It’s hard to be here when bad things happen there. Sometimes it’s while we’re overseas and tragedy hits family and friends back home. Sometimes we’ve returned and tragedy hits family and friends back at our other home. It’s hard when you’re so far away.
Though the tornado had such a large impact, it wasn’t the most difficult distant event for us personally while we were abroad. Two years after our relocation to Taiwan my wife’s brother died suddenly from a massive stroke. Because of schooling and the cost of plane tickets, just my wife and young daughter travelled back for the funeral. Two years later, my father died from pneumonia. I flew back for the funeral by myself. And then, a year before the tornado, my wife’s mother died, also from pneumonia. My wife and oldest son (who was already stateside for college) attended her funeral. All very difficult times for us.
When we got the news that our parents were ill, we hurriedly made plans to travel to be with them, but in both instances, they passed away before we arrived. My father was initially placed on a respirator, but when he seemed to recover, I delayed my planning for the trip. Then he relapsed, went back on the respirator, and died soon thereafter. My wife found out that her mother had died after her plane landed in California.
At my father’s visitation, several people told me how happy they were that they’d been able to talk with him during that short window when he was better. I must say that I resented that they, instead of me, had been able to have those face-to-face conversations with him. But while I still regret my absence, I’m now glad for all those he got to talk with. He was far from alone.
As a cross-cultural worker, I served under the banner of Matthew 28:19, the “Great Commission,” a passage that is followed by what many have called the “Great Promise”: “And surely I am with you always, to the very end of the age” (NIV). It is a great comfort to know that Jesus is with us as we serve overseas. It is a great comfort to know that Jesus is with us whatever our vocation, wherever we are. And while we often look to this promise for the miraculous fruit it will bear as we spread the gospel, it is his presence, not his actions, that he pledges. He will be with us. He is with us.
It is a great comfort to know that he is with them, too.
He was with my father through my mom and sister and our neighbors who visited him in the hospital, encouraging him in the ICU. He was with my wife’s brother and mother and other family members through those in the community who gathered around them and ministered to them. He was with the people of Joplin through the first responders and medical workers attending to their injuries. He was with Joplin through the churches and volunteers (177,000 who registered in the first two years following the storm), handing out meals and supplies and cleaning up tons of debris. He was with our oldest son through our sending church and friends who were already looking out for him in our absence. And he was with our second son, who was attending university an hour and a half away, through friends we knew from college who checked in on him for us as storms continued to roll through the area.

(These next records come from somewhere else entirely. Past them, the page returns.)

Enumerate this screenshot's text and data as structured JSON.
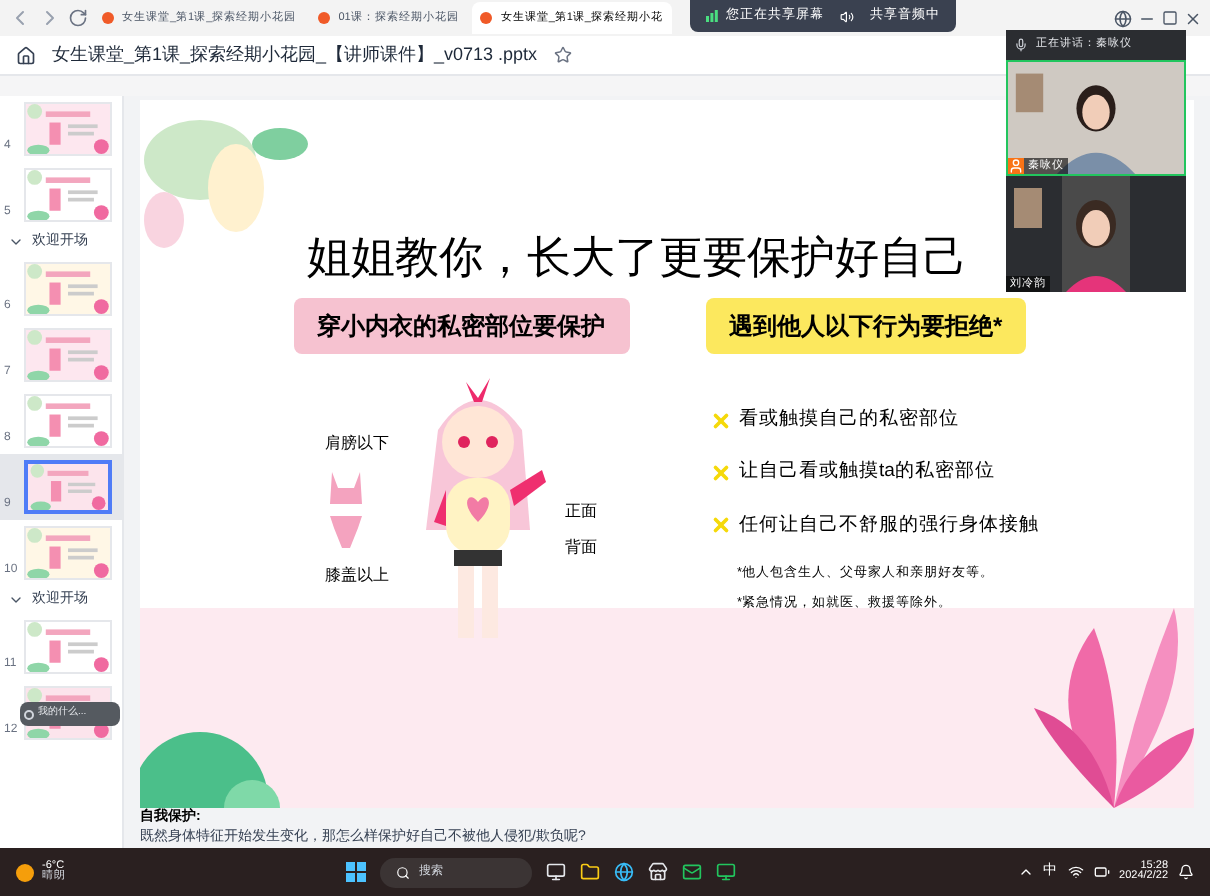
{
  "browser_tabs": [
    {
      "label": "女生课堂_第1课_探索经期小花园",
      "selected": false
    },
    {
      "label": "01课：探索经期小花园",
      "selected": false
    },
    {
      "label": "女生课堂_第1课_探索经期小花",
      "selected": true
    }
  ],
  "share_bar": {
    "status": "您正在共享屏幕",
    "audio": "共享音频中"
  },
  "document": {
    "title": "女生课堂_第1课_探索经期小花园_【讲师课件】_v0713 .pptx"
  },
  "thumbnails": [
    {
      "kind": "slide",
      "number": "4",
      "selected": false
    },
    {
      "kind": "slide",
      "number": "5",
      "selected": false
    },
    {
      "kind": "section",
      "label": "欢迎开场"
    },
    {
      "kind": "slide",
      "number": "6",
      "selected": false
    },
    {
      "kind": "slide",
      "number": "7",
      "selected": false
    },
    {
      "kind": "slide",
      "number": "8",
      "selected": false
    },
    {
      "kind": "slide",
      "number": "9",
      "selected": true
    },
    {
      "kind": "slide",
      "number": "10",
      "selected": false
    },
    {
      "kind": "section",
      "label": "欢迎开场"
    },
    {
      "kind": "slide",
      "number": "11",
      "selected": false
    },
    {
      "kind": "slide",
      "number": "12",
      "selected": false
    }
  ],
  "assistant_bar": {
    "placeholder": "我的什么..."
  },
  "slide": {
    "title": "姐姐教你，长大了更要保护好自己",
    "left_heading": "穿小内衣的私密部位要保护",
    "right_heading": "遇到他人以下行为要拒绝*",
    "body_labels": [
      "肩膀以下",
      "膝盖以上"
    ],
    "side_labels": [
      "正面",
      "背面"
    ],
    "rules": [
      "看或触摸自己的私密部位",
      "让自己看或触摸ta的私密部位",
      "任何让自己不舒服的强行身体接触"
    ],
    "footnotes": [
      "*他人包含生人、父母家人和亲朋好友等。",
      "*紧急情况，如就医、救援等除外。"
    ]
  },
  "notes": {
    "heading": "自我保护:",
    "text": "既然身体特征开始发生变化，那怎么样保护好自己不被他人侵犯/欺负呢?"
  },
  "video_call": {
    "speaking": "正在讲话：秦咏仪",
    "participants": [
      {
        "name": "秦咏仪",
        "host": true
      },
      {
        "name": "刘冷韵",
        "host": false
      }
    ]
  },
  "taskbar": {
    "weather_temp": "-6°C",
    "weather_text": "晴朗",
    "search": {
      "placeholder": "搜索"
    },
    "ime": "中",
    "time": "15:28",
    "date": "2024/2/22"
  }
}
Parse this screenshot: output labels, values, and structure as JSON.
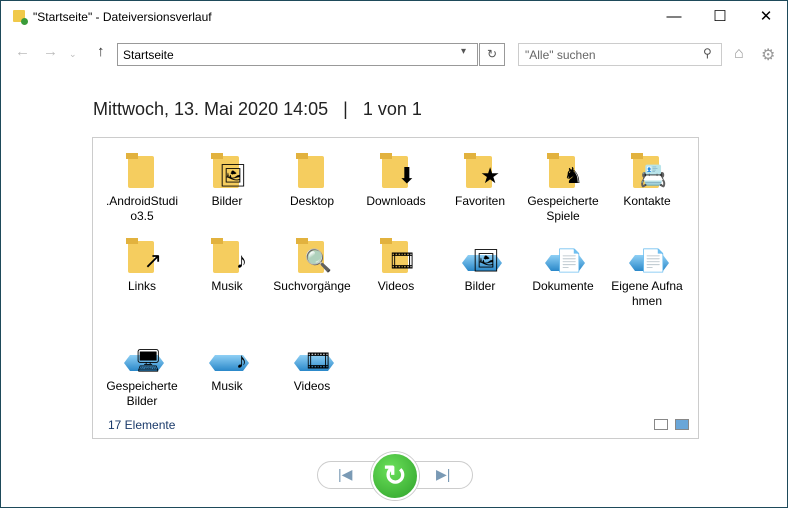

And even when bad things happen and no other person is around, Jesus is there. How do I know it? Because he promised to always be close by, and he is trustworthy.
When hard things happen there while we’re here, we wish we were there, too. But we’ll never be all the places we wish we could be. That’s why we depend on others to be there for us. And we lean on Jesus, the one who is here and there and everywhere, now and then and always. Remembering that doesn’t completely take away the distance and the hurt, but it does help. When we can’t be there, he can. When we’re not present, he is. He says it’s so, and that’s a promise we can rely on.
[photo: “Horizon,” by Sandro Bisotti, public domain]